A new paper by David Poulin-Litvak has the following abstract:
Electoral democracy is in crisis. The use of sortition in our political systems could be a key to renewing and deepening democracy. But how to do so? And where to start? In this paper, I explore the idea that using sortition to address the problem of corruption could be a first step. Why? For two reasons. First, corruption of elected officials is an internal inconsistency of electoral democracy – it cannot be resolved adequately through electoral institutions. Second, there is also a large consensus on the fact – everybody agrees – that corruption is a problem.
I suggest granting the power to convene an Investigation Commission to a randomly selected citizen body. This body should also nominate the Commission’s head and receive its recommendations.

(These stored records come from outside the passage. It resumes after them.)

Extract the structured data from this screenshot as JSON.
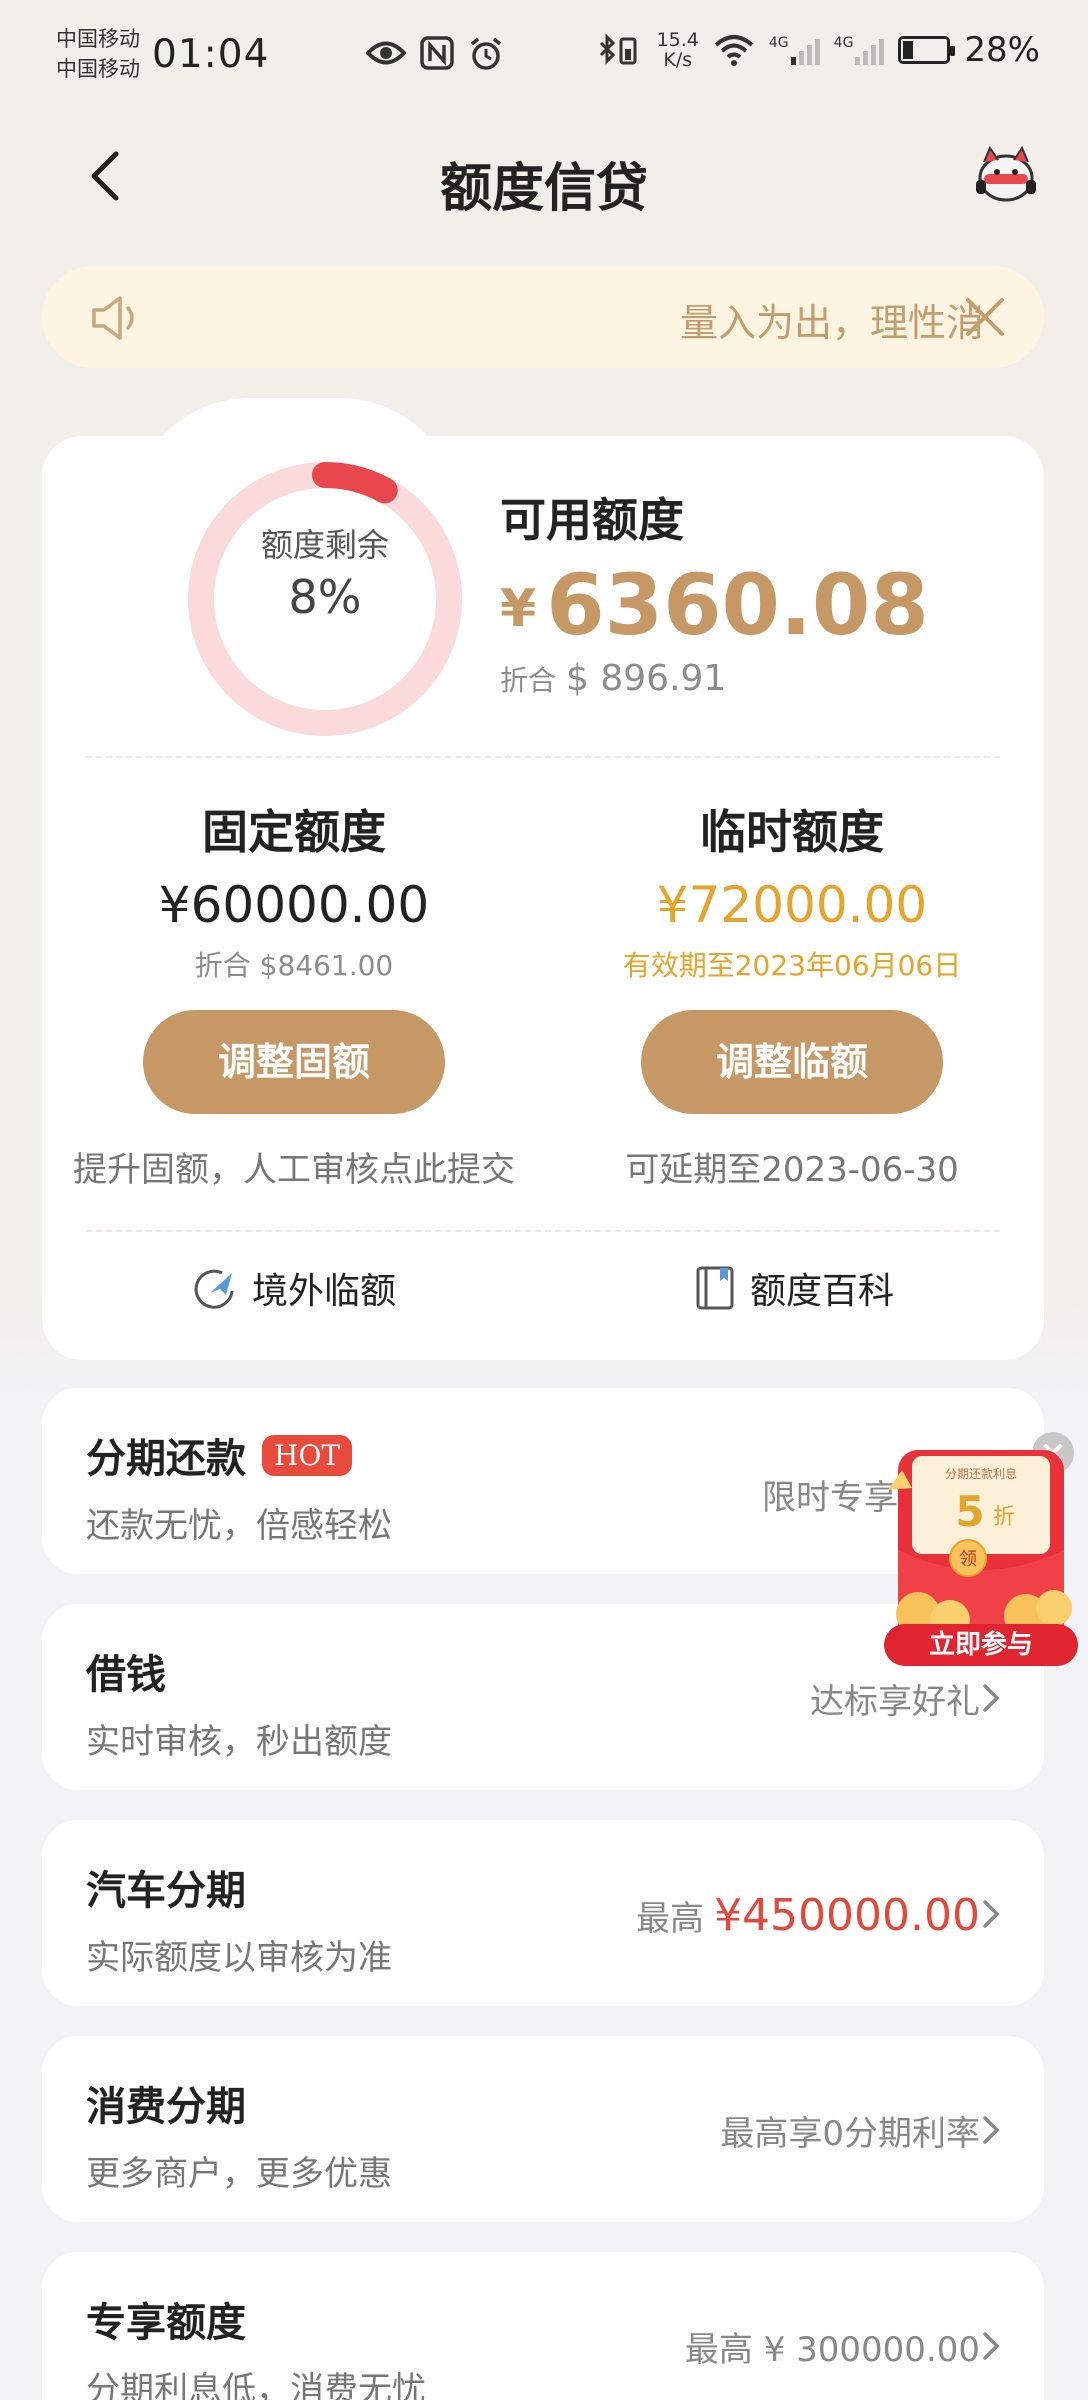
{
  "status": {
    "carrier1": "中国移动",
    "carrier2": "中国移动",
    "time": "01:04",
    "speed_value": "15.4",
    "speed_unit": "K/s",
    "net1": "4G",
    "net2": "4G",
    "battery": "28%"
  },
  "header": {
    "title": "额度信贷"
  },
  "notice": {
    "text": "量入为出，理性消费"
  },
  "credit": {
    "ring_label": "额度剩余",
    "ring_percent": "8%",
    "ring_fraction": 0.08,
    "available_label": "可用额度",
    "available_currency": "¥",
    "available_amount": "6360.08",
    "converted_prefix": "折合",
    "converted_amount": "$ 896.91",
    "fixed": {
      "label": "固定额度",
      "amount": "¥60000.00",
      "sub": "折合 $8461.00",
      "button": "调整固额",
      "hint": "提升固额，人工审核点此提交"
    },
    "temp": {
      "label": "临时额度",
      "amount": "¥72000.00",
      "sub": "有效期至2023年06月06日",
      "button": "调整临额",
      "hint": "可延期至2023-06-30"
    },
    "links": [
      "境外临额",
      "额度百科"
    ]
  },
  "items": [
    {
      "name": "分期还款",
      "badge": "HOT",
      "desc": "还款无忧，倍感轻松",
      "right_prefix": "限时专享",
      "right_highlight": "5折"
    },
    {
      "name": "借钱",
      "desc": "实时审核，秒出额度",
      "right_prefix": "达标享好礼"
    },
    {
      "name": "汽车分期",
      "desc": "实际额度以审核为准",
      "right_prefix": "最高",
      "right_highlight": "¥450000.00"
    },
    {
      "name": "消费分期",
      "desc": "更多商户，更多优惠",
      "right_prefix": "最高享0分期利率"
    },
    {
      "name": "专享额度",
      "desc": "分期利息低，消费无忧",
      "right_prefix": "最高 ¥ 300000.00"
    }
  ],
  "promo": {
    "top_text": "分期还款利息",
    "discount": "5",
    "discount_unit": "折",
    "coin_text": "领",
    "button": "立即参与"
  },
  "colors": {
    "accent": "#c69865",
    "gold": "#e3a52b",
    "red": "#e04a3c",
    "ring": "#e8484d",
    "ring_track": "#fadadb"
  }
}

I also discuss the idea of a Citizens’ Court to directly address the problem of corruption of elected officials. This broad jury would judge and sanction corrupted elected officials. Taking Quebec’s ongoing corruption saga as an example, I also try to see how the system would work in reality and, finally, where the system, once put into place, could lead to.